The program would allow manufacturers whose choose to submit a QbD application to the pilot program, an opportunity to have the quality and CMC data reviewed in parallel by both agencies.  The companies involved in the pilot program were also promised direct communication with the regulators, allowing any issues to be addressed prior to final preparation of the entire licensing packages.

This pilot program was limited in duration; it began in 2011 and was targeted for closure in 2014.  The number of applications processed within this time frame was hoped to be enough to:

1.      Ensure that common ground would be reached by FDA and EMA, ensuring that any organization adopting QbD would be able to use that single approach when applying for American and European licenses, and
2.      Allow a representative number of manufacturers direct access to the process, and hopefully address all applicant questions along the way, while
3.      Ensuring interactive parallel review, allowing industry to ask direct questions, provide direct feedback, and watch the process unfold, instead of being notified of the output of the review process after it had completed.
Those companies that participated in the program saw the roll out first hand, but the rest of us have been waiting for a progress report.
Recently, the FDA and EMA released a joint question and answer document, summarizing the events and outcome of the first parallel reviews.
Coda has chosen to use the October installment of the blog to review the events that led to the pilot program, and we will use the November installment to present our review of the newly released Q and A document and our interpretation of the progress to date.
We will review the document in detail, and provide our opinion as to whether or not the pilot program’s early output suggests that the very valuable objectives stated above are being met.  We will also weigh in on whether or not we feel that the experience gained since 2011 will result in changes to any agency program, related guidance document, and/or the application process itself.
We hope that you will visit the blog next month, consider our opinion, and leave one of your own!

Post a comment or leave a trackback: Trackback URL.

Post a Comment

Your email is never published nor shared.

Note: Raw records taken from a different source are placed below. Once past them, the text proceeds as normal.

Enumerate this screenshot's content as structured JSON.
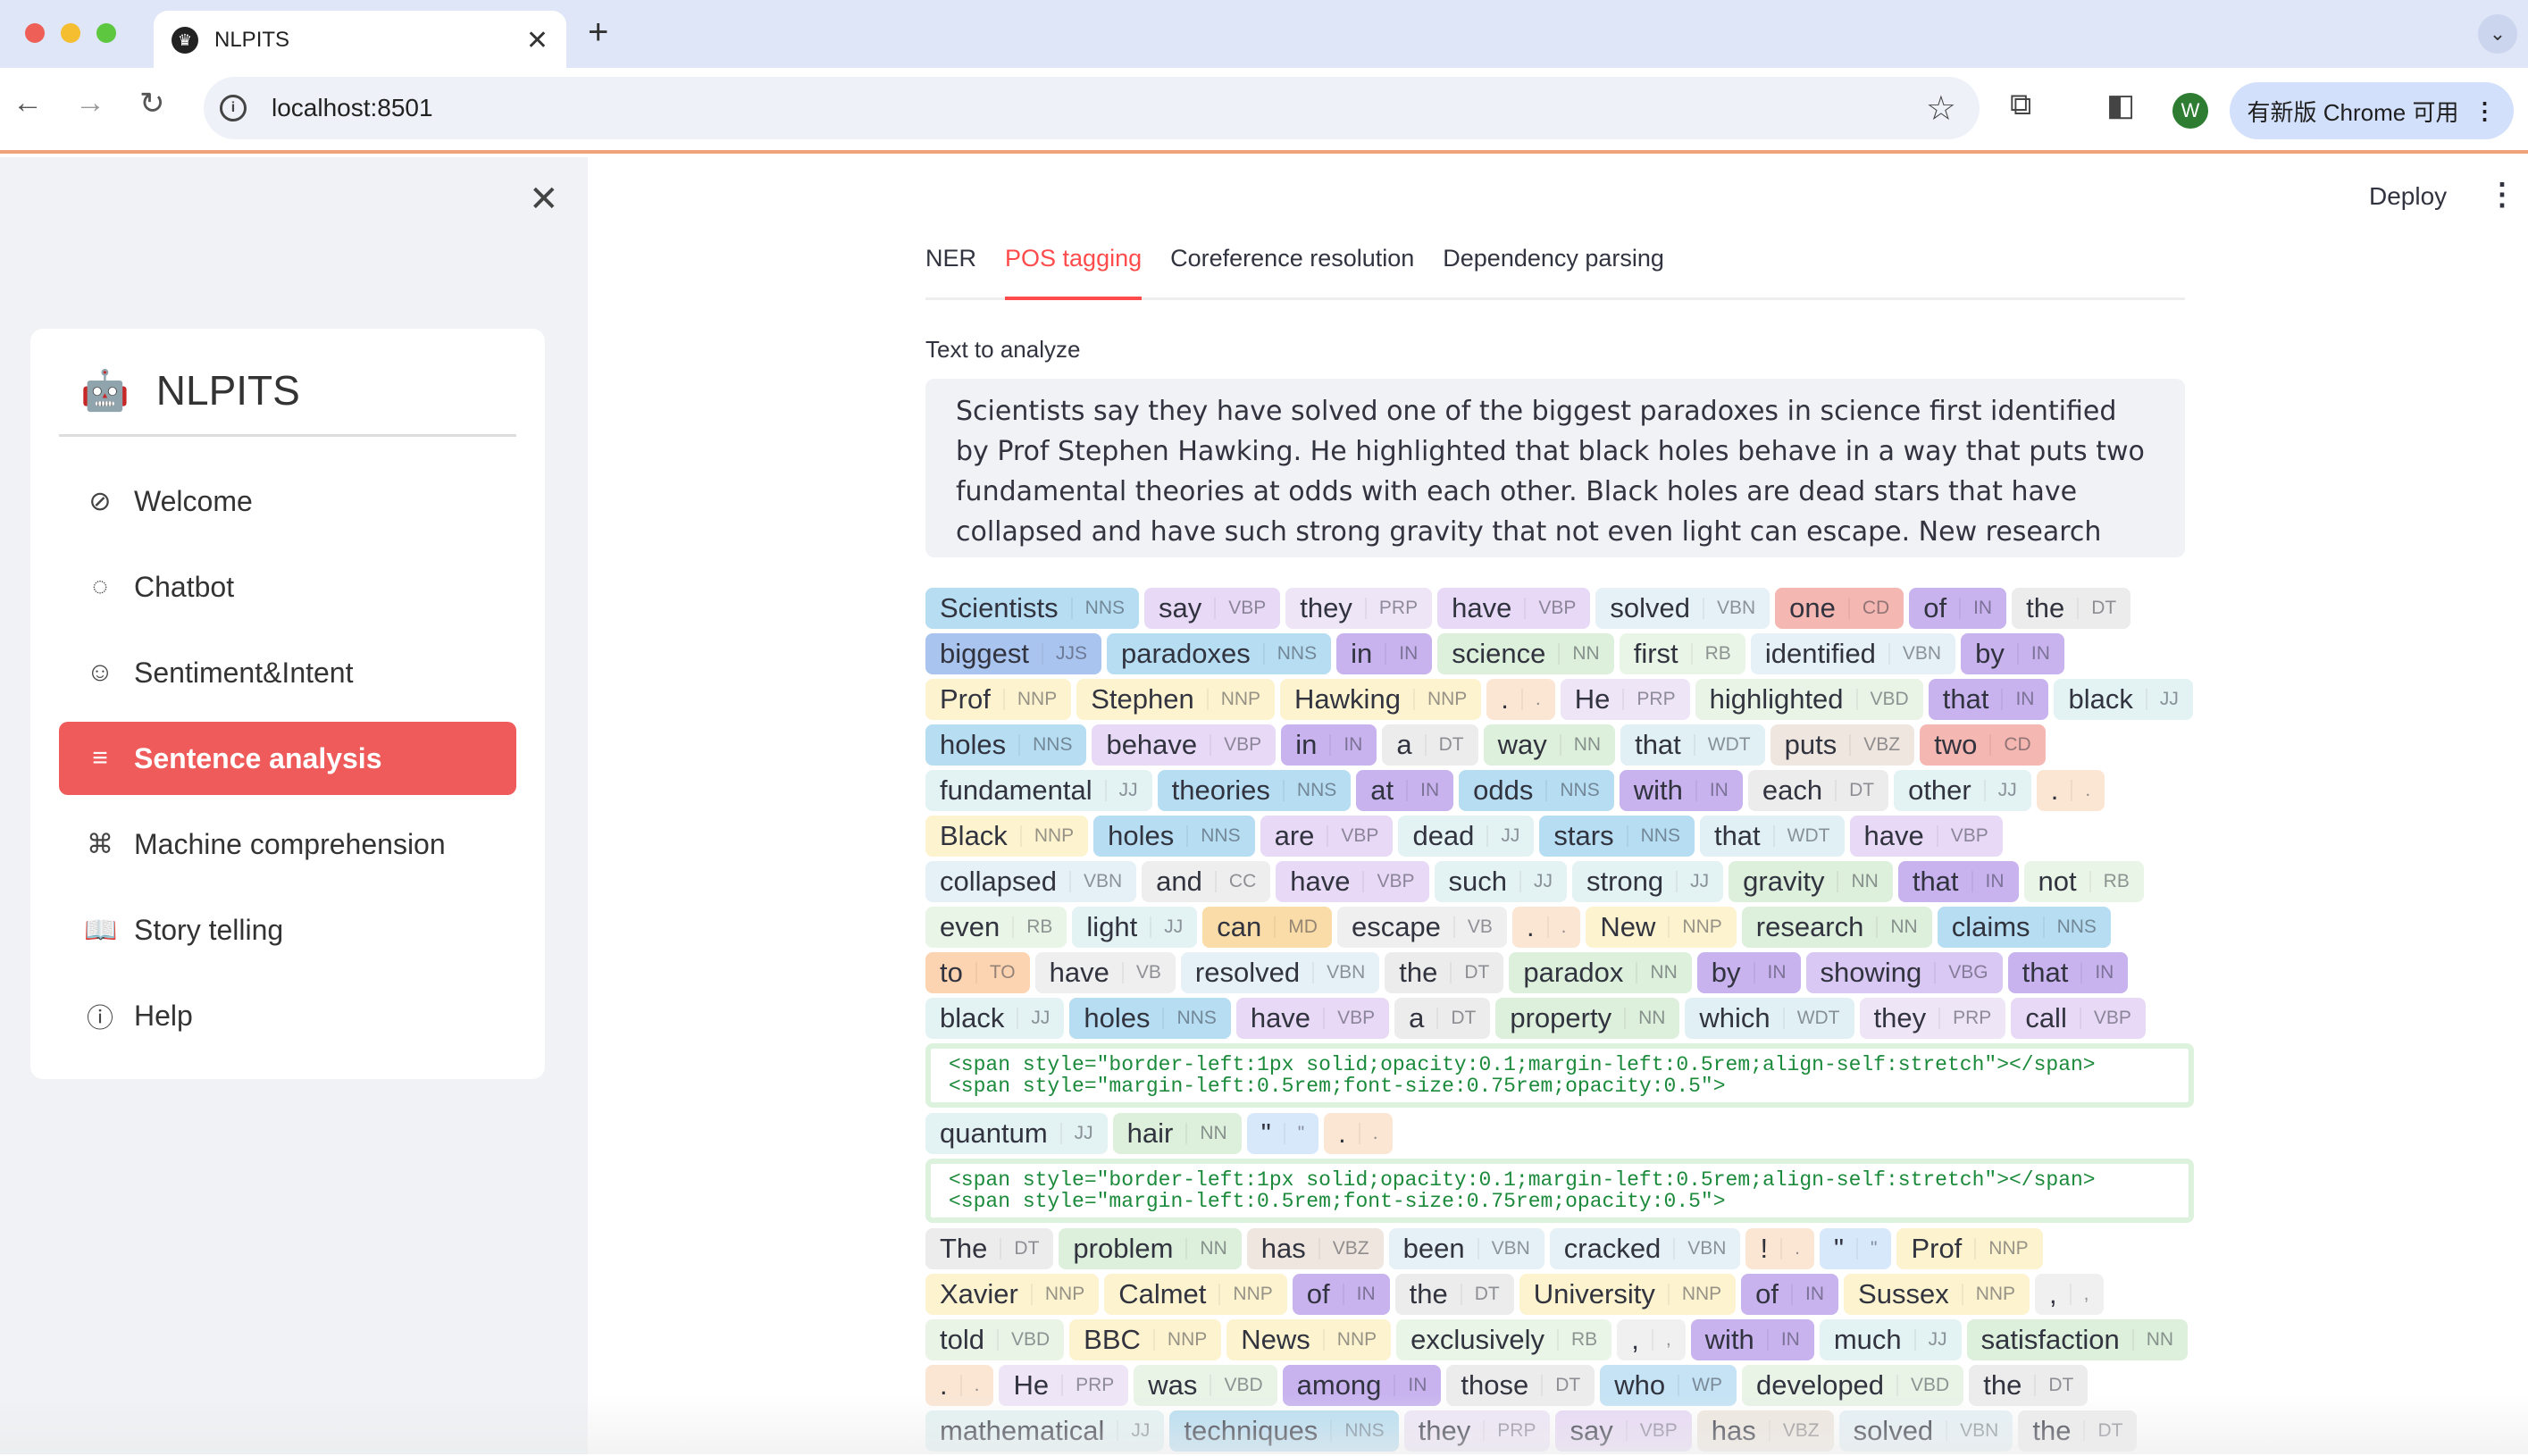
{
  "browser": {
    "tab_title": "NLPITS",
    "url": "localhost:8501",
    "update_label": "有新版 Chrome 可用",
    "avatar_letter": "W"
  },
  "app": {
    "deploy": "Deploy",
    "brand": "NLPITS",
    "menu": [
      {
        "label": "Welcome",
        "icon": "compass-icon"
      },
      {
        "label": "Chatbot",
        "icon": "chat-icon"
      },
      {
        "label": "Sentiment&Intent",
        "icon": "smile-icon"
      },
      {
        "label": "Sentence analysis",
        "icon": "list-icon",
        "active": true
      },
      {
        "label": "Machine comprehension",
        "icon": "translate-icon"
      },
      {
        "label": "Story telling",
        "icon": "book-icon"
      },
      {
        "label": "Help",
        "icon": "help-icon"
      }
    ],
    "tabs": [
      "NER",
      "POS tagging",
      "Coreference resolution",
      "Dependency parsing"
    ],
    "active_tab": "POS tagging",
    "text_label": "Text to analyze",
    "text_value": "Scientists say they have solved one of the biggest paradoxes in science first identified by Prof Stephen Hawking. He highlighted that black holes behave in a way that puts two fundamental theories at odds with each other. Black holes are dead stars that have collapsed and have such strong gravity that not even light can escape. New research claims to have resolved the paradox by",
    "code_block": "<span style=\"border-left:1px solid;opacity:0.1;margin-left:0.5rem;align-self:stretch\"></span>\n<span style=\"margin-left:0.5rem;font-size:0.75rem;opacity:0.5\">",
    "rows": [
      [
        [
          "Scientists",
          "NNS"
        ],
        [
          "say",
          "VBP"
        ],
        [
          "they",
          "PRP"
        ],
        [
          "have",
          "VBP"
        ],
        [
          "solved",
          "VBN"
        ],
        [
          "one",
          "CD"
        ],
        [
          "of",
          "IN"
        ],
        [
          "the",
          "DT"
        ]
      ],
      [
        [
          "biggest",
          "JJS"
        ],
        [
          "paradoxes",
          "NNS"
        ],
        [
          "in",
          "IN"
        ],
        [
          "science",
          "NN"
        ],
        [
          "first",
          "RB"
        ],
        [
          "identified",
          "VBN"
        ],
        [
          "by",
          "IN"
        ]
      ],
      [
        [
          "Prof",
          "NNP"
        ],
        [
          "Stephen",
          "NNP"
        ],
        [
          "Hawking",
          "NNP"
        ],
        [
          ".",
          "."
        ],
        [
          "He",
          "PRP"
        ],
        [
          "highlighted",
          "VBD"
        ],
        [
          "that",
          "IN"
        ],
        [
          "black",
          "JJ"
        ]
      ],
      [
        [
          "holes",
          "NNS"
        ],
        [
          "behave",
          "VBP"
        ],
        [
          "in",
          "IN"
        ],
        [
          "a",
          "DT"
        ],
        [
          "way",
          "NN"
        ],
        [
          "that",
          "WDT"
        ],
        [
          "puts",
          "VBZ"
        ],
        [
          "two",
          "CD"
        ]
      ],
      [
        [
          "fundamental",
          "JJ"
        ],
        [
          "theories",
          "NNS"
        ],
        [
          "at",
          "IN"
        ],
        [
          "odds",
          "NNS"
        ],
        [
          "with",
          "IN"
        ],
        [
          "each",
          "DT"
        ],
        [
          "other",
          "JJ"
        ],
        [
          ".",
          "."
        ]
      ],
      [
        [
          "Black",
          "NNP"
        ],
        [
          "holes",
          "NNS"
        ],
        [
          "are",
          "VBP"
        ],
        [
          "dead",
          "JJ"
        ],
        [
          "stars",
          "NNS"
        ],
        [
          "that",
          "WDT"
        ],
        [
          "have",
          "VBP"
        ]
      ],
      [
        [
          "collapsed",
          "VBN"
        ],
        [
          "and",
          "CC"
        ],
        [
          "have",
          "VBP"
        ],
        [
          "such",
          "JJ"
        ],
        [
          "strong",
          "JJ"
        ],
        [
          "gravity",
          "NN"
        ],
        [
          "that",
          "IN"
        ],
        [
          "not",
          "RB"
        ]
      ],
      [
        [
          "even",
          "RB"
        ],
        [
          "light",
          "JJ"
        ],
        [
          "can",
          "MD"
        ],
        [
          "escape",
          "VB"
        ],
        [
          ".",
          "."
        ],
        [
          "New",
          "NNP"
        ],
        [
          "research",
          "NN"
        ],
        [
          "claims",
          "NNS"
        ]
      ],
      [
        [
          "to",
          "TO"
        ],
        [
          "have",
          "VB"
        ],
        [
          "resolved",
          "VBN"
        ],
        [
          "the",
          "DT"
        ],
        [
          "paradox",
          "NN"
        ],
        [
          "by",
          "IN"
        ],
        [
          "showing",
          "VBG"
        ],
        [
          "that",
          "IN"
        ]
      ],
      [
        [
          "black",
          "JJ"
        ],
        [
          "holes",
          "NNS"
        ],
        [
          "have",
          "VBP"
        ],
        [
          "a",
          "DT"
        ],
        [
          "property",
          "NN"
        ],
        [
          "which",
          "WDT"
        ],
        [
          "they",
          "PRP"
        ],
        [
          "call",
          "VBP"
        ]
      ],
      "CODE",
      [
        [
          "quantum",
          "JJ"
        ],
        [
          "hair",
          "NN"
        ],
        [
          "\"",
          "\""
        ],
        [
          ".",
          "."
        ]
      ],
      "CODE",
      [
        [
          "The",
          "DT"
        ],
        [
          "problem",
          "NN"
        ],
        [
          "has",
          "VBZ"
        ],
        [
          "been",
          "VBN"
        ],
        [
          "cracked",
          "VBN"
        ],
        [
          "!",
          "."
        ],
        [
          "\"",
          "\""
        ],
        [
          "Prof",
          "NNP"
        ]
      ],
      [
        [
          "Xavier",
          "NNP"
        ],
        [
          "Calmet",
          "NNP"
        ],
        [
          "of",
          "IN"
        ],
        [
          "the",
          "DT"
        ],
        [
          "University",
          "NNP"
        ],
        [
          "of",
          "IN"
        ],
        [
          "Sussex",
          "NNP"
        ],
        [
          ",",
          ","
        ]
      ],
      [
        [
          "told",
          "VBD"
        ],
        [
          "BBC",
          "NNP"
        ],
        [
          "News",
          "NNP"
        ],
        [
          "exclusively",
          "RB"
        ],
        [
          ",",
          ","
        ],
        [
          "with",
          "IN"
        ],
        [
          "much",
          "JJ"
        ],
        [
          "satisfaction",
          "NN"
        ]
      ],
      [
        [
          ".",
          "."
        ],
        [
          "He",
          "PRP"
        ],
        [
          "was",
          "VBD"
        ],
        [
          "among",
          "IN"
        ],
        [
          "those",
          "DT"
        ],
        [
          "who",
          "WP"
        ],
        [
          "developed",
          "VBD"
        ],
        [
          "the",
          "DT"
        ]
      ],
      [
        [
          "mathematical",
          "JJ"
        ],
        [
          "techniques",
          "NNS"
        ],
        [
          "they",
          "PRP"
        ],
        [
          "say",
          "VBP"
        ],
        [
          "has",
          "VBZ"
        ],
        [
          "solved",
          "VBN"
        ],
        [
          "the",
          "DT"
        ]
      ]
    ]
  },
  "colors": {
    "accent": "#ff4b4b",
    "active_menu": "#ef5b5b",
    "sidebar_bg": "#f0f2f6"
  }
}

Required fields are marked *


You may use these HTML tags and attributes: <a href="" title=""> <abbr title=""> <acronym title=""> <b> <blockquote cite=""> <cite> <code> <del datetime=""> <em> <i> <q cite=""> <s> <strike> <strong>